IAEA offers aid for Bolivia to exploit uranium
The United Nations announced on Mar. 27, 2009, its disposition to cooperate with Bolivia on the exploration and exploitation of uranium mines.
Bolivia has uranium deposits, but the government has classified the information as "reserved." According to reports from the Canadian company Mega Uranium - Intrepid Mines , the uranium mine is situated in the plateau.
Meanwhile, the National Service of Geology and Mining (Sergeomin ) identified 11 locations with uranium in natural state in the district of Cotaje between the towns of Huari in Oruro and Sevaruyo in the border area between both departments and Mulato River in Potosi. But technical reports say that those are not uranium concentrated deposits, but "small points"; and the amount of the reserves are unknown due to lack of investment in the quantification work. (Xinhua Mar. 27, 2009)
Originally posted by Harlequin
neither country are at present mining it.
Originally posted 8 September 2006 | Camilo Ospina, on the day he was sworn in as Colombia’s new ambassador to the Organization of American States, stated in a speech titled “Geopolitics in Latin America” that Venezuela had two clandestine uranium mines and warned of the risk presented by this fact.
It is entirely possible that the trust bestowed upon him by the absence of any news media and the presence of an academic audience conspired to lead the diplomat into stating with total self confidence that “if I were asked about a risk, something that would make me very nervous, I would say that I get very nervous about the two factories, the two uranium mines that are present at this moment in Venezuela.”
He stated further that “if you were to go straight in the direction of Arauca, arrive at the border and penetrate about 400 kilometers beyond, you will find two factories, one is a bicycle factory and the other a motorcycle factory.
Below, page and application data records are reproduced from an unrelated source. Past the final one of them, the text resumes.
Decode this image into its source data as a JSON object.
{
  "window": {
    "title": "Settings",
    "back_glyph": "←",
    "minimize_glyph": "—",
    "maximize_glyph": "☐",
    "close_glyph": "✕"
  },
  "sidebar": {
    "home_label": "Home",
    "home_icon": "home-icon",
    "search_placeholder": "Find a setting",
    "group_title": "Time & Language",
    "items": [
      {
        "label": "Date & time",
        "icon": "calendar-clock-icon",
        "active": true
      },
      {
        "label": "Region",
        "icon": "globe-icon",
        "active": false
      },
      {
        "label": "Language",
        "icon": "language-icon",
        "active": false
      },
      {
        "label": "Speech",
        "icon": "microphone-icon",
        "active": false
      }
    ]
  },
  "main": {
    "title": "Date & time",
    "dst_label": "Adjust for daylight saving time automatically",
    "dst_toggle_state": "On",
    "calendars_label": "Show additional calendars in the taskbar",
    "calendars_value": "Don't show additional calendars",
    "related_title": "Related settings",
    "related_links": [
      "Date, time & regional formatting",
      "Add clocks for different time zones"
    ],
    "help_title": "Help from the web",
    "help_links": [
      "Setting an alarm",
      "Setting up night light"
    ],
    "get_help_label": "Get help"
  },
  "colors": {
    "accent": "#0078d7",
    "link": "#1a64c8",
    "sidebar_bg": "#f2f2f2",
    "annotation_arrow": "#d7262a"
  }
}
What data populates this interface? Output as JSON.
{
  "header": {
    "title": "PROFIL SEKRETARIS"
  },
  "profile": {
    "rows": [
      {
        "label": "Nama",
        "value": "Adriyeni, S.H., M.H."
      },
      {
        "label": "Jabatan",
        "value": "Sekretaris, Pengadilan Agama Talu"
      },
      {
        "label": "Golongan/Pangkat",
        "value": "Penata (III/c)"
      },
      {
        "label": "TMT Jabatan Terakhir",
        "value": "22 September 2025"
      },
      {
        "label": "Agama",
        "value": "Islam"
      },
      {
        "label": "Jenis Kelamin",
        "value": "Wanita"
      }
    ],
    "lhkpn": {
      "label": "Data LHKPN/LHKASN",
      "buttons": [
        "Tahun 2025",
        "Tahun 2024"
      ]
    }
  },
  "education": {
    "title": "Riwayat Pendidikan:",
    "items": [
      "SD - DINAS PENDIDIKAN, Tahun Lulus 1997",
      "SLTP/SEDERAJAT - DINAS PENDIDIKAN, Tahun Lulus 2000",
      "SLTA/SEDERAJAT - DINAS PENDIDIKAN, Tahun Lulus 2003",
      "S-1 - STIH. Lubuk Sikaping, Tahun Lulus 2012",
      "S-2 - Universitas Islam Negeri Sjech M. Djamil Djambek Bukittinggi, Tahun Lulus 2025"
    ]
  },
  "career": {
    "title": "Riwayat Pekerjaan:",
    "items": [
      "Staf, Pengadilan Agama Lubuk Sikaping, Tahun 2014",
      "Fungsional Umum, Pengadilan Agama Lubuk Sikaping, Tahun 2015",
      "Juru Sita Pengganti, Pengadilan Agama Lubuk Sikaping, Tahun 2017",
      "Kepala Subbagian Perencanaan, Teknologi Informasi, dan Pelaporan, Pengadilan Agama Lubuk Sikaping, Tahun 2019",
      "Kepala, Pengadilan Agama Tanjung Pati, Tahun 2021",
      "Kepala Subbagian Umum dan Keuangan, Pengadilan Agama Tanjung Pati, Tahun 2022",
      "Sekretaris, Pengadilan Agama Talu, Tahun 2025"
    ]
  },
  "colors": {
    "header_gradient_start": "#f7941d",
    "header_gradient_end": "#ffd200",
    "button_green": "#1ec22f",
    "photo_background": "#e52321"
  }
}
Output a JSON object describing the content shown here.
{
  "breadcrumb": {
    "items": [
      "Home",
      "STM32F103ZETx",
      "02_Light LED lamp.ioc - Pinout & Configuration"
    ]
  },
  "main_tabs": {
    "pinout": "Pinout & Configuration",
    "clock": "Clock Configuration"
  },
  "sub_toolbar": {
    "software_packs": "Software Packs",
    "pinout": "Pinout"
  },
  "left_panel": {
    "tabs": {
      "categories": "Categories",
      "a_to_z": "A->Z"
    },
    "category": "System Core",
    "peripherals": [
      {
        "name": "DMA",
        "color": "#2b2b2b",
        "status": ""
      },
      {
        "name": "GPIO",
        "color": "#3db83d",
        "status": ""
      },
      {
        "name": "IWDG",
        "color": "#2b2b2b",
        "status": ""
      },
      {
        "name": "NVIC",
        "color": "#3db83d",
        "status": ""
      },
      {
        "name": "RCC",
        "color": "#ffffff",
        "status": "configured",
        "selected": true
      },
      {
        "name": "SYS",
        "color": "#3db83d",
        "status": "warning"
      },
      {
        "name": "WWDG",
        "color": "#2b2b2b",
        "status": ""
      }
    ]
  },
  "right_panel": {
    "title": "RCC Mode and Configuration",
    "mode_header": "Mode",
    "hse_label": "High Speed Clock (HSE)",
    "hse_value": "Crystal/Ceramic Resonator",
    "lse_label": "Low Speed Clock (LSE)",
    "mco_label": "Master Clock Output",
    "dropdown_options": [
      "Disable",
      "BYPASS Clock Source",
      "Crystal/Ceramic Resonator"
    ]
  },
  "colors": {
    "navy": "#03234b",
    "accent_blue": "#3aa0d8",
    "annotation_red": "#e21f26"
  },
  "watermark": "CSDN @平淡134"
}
These two factories are a façade for a uranium excavation.”
And he concluded: “Venezuela has no means of enriching uranium, but Iran does. If that came about, we would have a real problem.”